Three women and one man, aged between 26 and 50, will be charged in court on 17 June 2020 for allegedly acting as money mules by allowing their bank accounts to be used to receive criminal proceeds of more than S$28,000 in total from online scams, which were mostly Internet love scams.

The four will be charged for offences under the Corruption, Drug Trafficking and Other Serious Offences (Confiscation of Benefits) Act (‘CDSA’), the Penal Code and the Miscellaneous Offences (Public Order & Nuisance) Act.

The first person, a 31-year-old Singaporean woman, allegedly received S$17,000 in her bank account from a victim of an Internet love scam in January 2019. She will be charged for one count of dishonest misappropriation of property under Section 403 of the Penal Code.

The second person, a 26-year-old Singaporean woman, allegedly received S$3,500 from another money mule, who transferred the money to her bank account in April 2018. Investigations revealed that the said amount belonged to a victim of an Internet love scam.

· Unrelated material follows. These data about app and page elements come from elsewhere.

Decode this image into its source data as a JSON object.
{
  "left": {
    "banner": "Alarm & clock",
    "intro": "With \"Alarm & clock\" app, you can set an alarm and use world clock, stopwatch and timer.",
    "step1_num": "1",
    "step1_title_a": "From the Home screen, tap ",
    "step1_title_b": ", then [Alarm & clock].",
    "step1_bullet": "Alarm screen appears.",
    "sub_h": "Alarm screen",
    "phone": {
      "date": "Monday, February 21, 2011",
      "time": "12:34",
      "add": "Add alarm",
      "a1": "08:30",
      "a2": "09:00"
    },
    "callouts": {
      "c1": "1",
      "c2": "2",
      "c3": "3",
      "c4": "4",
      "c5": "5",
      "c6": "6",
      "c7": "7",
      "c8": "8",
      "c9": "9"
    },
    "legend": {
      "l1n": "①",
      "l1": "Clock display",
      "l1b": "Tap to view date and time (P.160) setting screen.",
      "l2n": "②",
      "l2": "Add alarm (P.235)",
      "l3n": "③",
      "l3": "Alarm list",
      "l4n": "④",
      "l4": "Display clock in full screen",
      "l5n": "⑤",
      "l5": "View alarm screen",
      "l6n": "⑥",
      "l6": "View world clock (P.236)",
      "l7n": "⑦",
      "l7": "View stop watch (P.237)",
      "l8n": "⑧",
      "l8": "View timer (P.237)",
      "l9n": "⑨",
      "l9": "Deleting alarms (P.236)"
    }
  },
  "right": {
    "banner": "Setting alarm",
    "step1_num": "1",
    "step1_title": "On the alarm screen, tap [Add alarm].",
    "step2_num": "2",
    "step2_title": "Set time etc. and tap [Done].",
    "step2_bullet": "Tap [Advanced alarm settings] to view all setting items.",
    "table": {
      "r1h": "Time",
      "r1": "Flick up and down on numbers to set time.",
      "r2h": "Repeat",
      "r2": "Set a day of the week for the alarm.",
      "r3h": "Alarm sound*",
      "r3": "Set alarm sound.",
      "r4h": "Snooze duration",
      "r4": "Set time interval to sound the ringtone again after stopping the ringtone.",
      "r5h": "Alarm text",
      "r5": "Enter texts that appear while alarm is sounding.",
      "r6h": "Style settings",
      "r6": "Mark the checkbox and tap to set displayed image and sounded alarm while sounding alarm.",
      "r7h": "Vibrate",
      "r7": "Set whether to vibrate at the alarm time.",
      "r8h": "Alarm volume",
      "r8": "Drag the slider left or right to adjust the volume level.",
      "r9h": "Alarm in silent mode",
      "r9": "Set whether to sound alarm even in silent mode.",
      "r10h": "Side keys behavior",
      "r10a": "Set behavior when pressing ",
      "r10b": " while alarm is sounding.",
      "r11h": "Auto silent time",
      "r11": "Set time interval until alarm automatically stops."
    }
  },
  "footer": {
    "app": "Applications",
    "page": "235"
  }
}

She will be charged for one count of possessing property which may be reasonably suspected to be fraudulently obtained under Section 35(1) of the Miscellaneous Offences (Public Order & Nuisance) Act. She faces another charge of attempting to abet another person to pervert the course of justice under Section 204A read with Section 116 of the Penal Code by obstructing investigations.

The third person, a 50-year-old Singaporean man, allegedly received S$2,200 from a victim of an Internet love scam and remitted S$1,988 to an overseas account in September 2019. He will be charged with one count of acquiring criminal benefits of another person under Section 47(3) of the CDSA and one count of transferring the criminal benefits under Section 47(2)(b) of the CDSA.

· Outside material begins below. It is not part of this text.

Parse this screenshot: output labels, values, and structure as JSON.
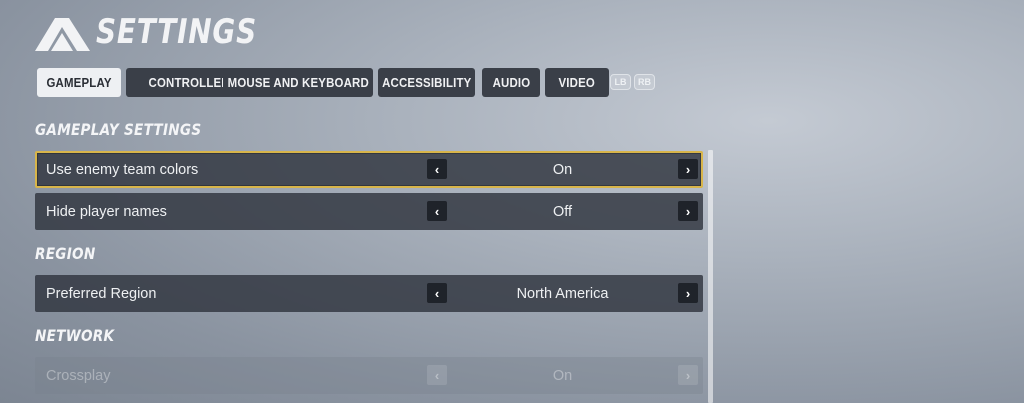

The fourth person, a 50-year-old Singaporean woman, allegedly received criminal proceeds amounting to S$5,750 in her bank account in January 2020. A victim of an online lottery scam had transferred the said amount to her bank account. She will be charged for one count of assisting another to retain benefits from criminal conduct under Section 44(1) of the CDSA.

Anyone found guilty of acquiring, transferring or assisting another to retain benefits from criminal conduct under the CDSA faces imprisonment of up to 10 years, or a fine up to S$500,000, or both. Anyone found guilty of dishonestly misappropriating property faces imprisonment of up to two years, or a fine, or both. Anyone found guilty of possessing property which may be reasonably suspected to be fraudulently obtained faces imprisonment of up to one year, or a fine of up to $3,000, or both. Anyone found guilty of perverting the course of justice by obstructing investigations faces imprisonment of up to seven years, or a fine, or both.

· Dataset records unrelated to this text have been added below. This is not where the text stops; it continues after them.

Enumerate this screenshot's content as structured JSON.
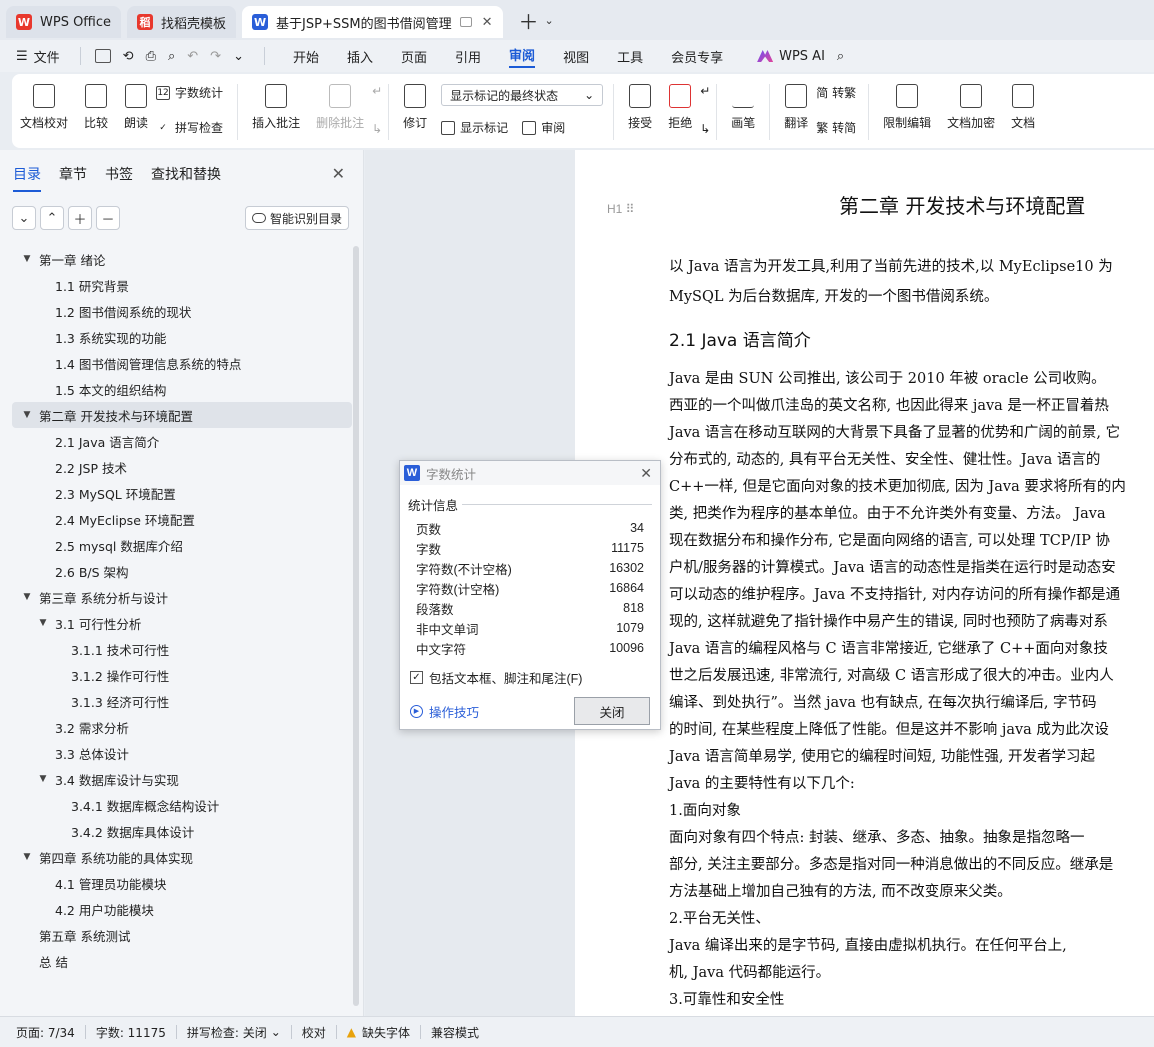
{
  "tabs": [
    {
      "label": "WPS Office",
      "icon": "wps-logo-icon",
      "color": "#e8382d"
    },
    {
      "label": "找稻壳模板",
      "icon": "docer-icon",
      "color": "#e8382d"
    },
    {
      "label": "基于JSP+SSM的图书借阅管理",
      "icon": "word-doc-icon",
      "color": "#2a5ed8"
    }
  ],
  "menubar": {
    "file": "文件",
    "tabs": [
      "开始",
      "插入",
      "页面",
      "引用",
      "审阅",
      "视图",
      "工具",
      "会员专享"
    ],
    "active_tab": "审阅",
    "wps_ai": "WPS AI"
  },
  "ribbon": {
    "doc_check": "文档校对",
    "compare": "比较",
    "read_aloud": "朗读",
    "word_count": "字数统计",
    "spell_check": "拼写检查",
    "insert_comment": "插入批注",
    "delete_comment": "删除批注",
    "track_changes": "修订",
    "markup_state": "显示标记的最终状态",
    "show_markup": "显示标记",
    "review_pane": "审阅",
    "accept": "接受",
    "reject": "拒绝",
    "pen": "画笔",
    "translate": "翻译",
    "to_traditional": "简 转繁",
    "to_simplified": "繁 转简",
    "restrict_edit": "限制编辑",
    "doc_encrypt": "文档加密",
    "doc_more": "文档"
  },
  "nav": {
    "tabs": [
      "目录",
      "章节",
      "书签",
      "查找和替换"
    ],
    "smart_toc": "智能识别目录",
    "toc": [
      {
        "label": "第一章  绪论",
        "level": 0,
        "expand": true
      },
      {
        "label": "1.1    研究背景",
        "level": 1
      },
      {
        "label": "1.2    图书借阅系统的现状",
        "level": 1
      },
      {
        "label": "1.3    系统实现的功能",
        "level": 1
      },
      {
        "label": "1.4    图书借阅管理信息系统的特点",
        "level": 1
      },
      {
        "label": "1.5    本文的组织结构",
        "level": 1
      },
      {
        "label": "第二章  开发技术与环境配置",
        "level": 0,
        "expand": true,
        "selected": true
      },
      {
        "label": "2.1    Java 语言简介",
        "level": 1
      },
      {
        "label": " 2.2    JSP 技术",
        "level": 1
      },
      {
        "label": "2.3    MySQL 环境配置",
        "level": 1
      },
      {
        "label": "2.4    MyEclipse 环境配置",
        "level": 1
      },
      {
        "label": "2.5    mysql 数据库介绍",
        "level": 1
      },
      {
        "label": "2.6    B/S 架构",
        "level": 1
      },
      {
        "label": "第三章  系统分析与设计",
        "level": 0,
        "expand": true
      },
      {
        "label": "3.1  可行性分析",
        "level": 1,
        "expand": true
      },
      {
        "label": "3.1.1  技术可行性",
        "level": 2
      },
      {
        "label": "3.1.2  操作可行性",
        "level": 2
      },
      {
        "label": "3.1.3 经济可行性",
        "level": 2
      },
      {
        "label": "3.2    需求分析",
        "level": 1
      },
      {
        "label": "3.3    总体设计",
        "level": 1
      },
      {
        "label": "3.4    数据库设计与实现",
        "level": 1,
        "expand": true
      },
      {
        "label": "3.4.1    数据库概念结构设计",
        "level": 2
      },
      {
        "label": "3.4.2  数据库具体设计",
        "level": 2
      },
      {
        "label": "第四章    系统功能的具体实现",
        "level": 0,
        "expand": true
      },
      {
        "label": "4.1 管理员功能模块",
        "level": 1
      },
      {
        "label": "4.2  用户功能模块",
        "level": 1
      },
      {
        "label": "第五章  系统测试",
        "level": 0
      },
      {
        "label": " 总 结",
        "level": 0
      }
    ]
  },
  "document": {
    "chapter_title": "第二章  开发技术与环境配置",
    "heading_marker": "H1",
    "intro": [
      "    以 Java 语言为开发工具,利用了当前先进的技术,以 MyEclipse10 为",
      "MySQL 为后台数据库, 开发的一个图书借阅系统。"
    ],
    "section_title": "2.1    Java 语言简介",
    "body": [
      "    Java 是由 SUN 公司推出, 该公司于 2010 年被 oracle 公司收购。",
      "西亚的一个叫做爪洼岛的英文名称, 也因此得来 java 是一杯正冒着热",
      "Java 语言在移动互联网的大背景下具备了显著的优势和广阔的前景, 它",
      "分布式的, 动态的, 具有平台无关性、安全性、健壮性。Java 语言的",
      "C++一样, 但是它面向对象的技术更加彻底, 因为 Java 要求将所有的内",
      "类, 把类作为程序的基本单位。由于不允许类外有变量、方法。  Java",
      "现在数据分布和操作分布, 它是面向网络的语言, 可以处理 TCP/IP 协",
      "户机/服务器的计算模式。Java 语言的动态性是指类在运行时是动态安",
      "可以动态的维护程序。Java 不支持指针, 对内存访问的所有操作都是通",
      "现的, 这样就避免了指针操作中易产生的错误, 同时也预防了病毒对系",
      "    Java 语言的编程风格与 C 语言非常接近, 它继承了 C++面向对象技",
      "世之后发展迅速, 非常流行, 对高级 C 语言形成了很大的冲击。业内人",
      "编译、到处执行”。当然 java 也有缺点, 在每次执行编译后, 字节码",
      "的时间, 在某些程度上降低了性能。但是这并不影响 java 成为此次设",
      "Java 语言简单易学, 使用它的编程时间短, 功能性强, 开发者学习起",
      "Java 的主要特性有以下几个:",
      "    1.面向对象",
      "    面向对象有四个特点: 封装、继承、多态、抽象。抽象是指忽略一",
      "部分, 关注主要部分。多态是指对同一种消息做出的不同反应。继承是",
      "方法基础上增加自己独有的方法, 而不改变原来父类。",
      "    2.平台无关性、",
      "    Java 编译出来的是字节码, 直接由虚拟机执行。在任何平台上,",
      "机, Java 代码都能运行。",
      "    3.可靠性和安全性"
    ]
  },
  "dialog": {
    "title": "字数统计",
    "group": "统计信息",
    "stats": [
      {
        "label": "页数",
        "value": "34"
      },
      {
        "label": "字数",
        "value": "11175"
      },
      {
        "label": "字符数(不计空格)",
        "value": "16302"
      },
      {
        "label": "字符数(计空格)",
        "value": "16864"
      },
      {
        "label": "段落数",
        "value": "818"
      },
      {
        "label": "非中文单词",
        "value": "1079"
      },
      {
        "label": "中文字符",
        "value": "10096"
      }
    ],
    "include_label": "包括文本框、脚注和尾注(F)",
    "include_checked": true,
    "tips": "操作技巧",
    "close": "关闭"
  },
  "statusbar": {
    "page": "页面: 7/34",
    "words": "字数: 11175",
    "spell": "拼写检查: 关闭",
    "proof": "校对",
    "missing_font": "缺失字体",
    "compat": "兼容模式"
  }
}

The Police would like to warn members of the public that they should not lend their personal bank accounts to any person or receive funds from unknown sources in their bank accounts. Doing so may unwittingly assist others to launder monies from criminal activities. Their bank accounts will be frozen, and they will be subjected to criminal investigation and possible prosecution in court.

 

Source: Singapore Police Force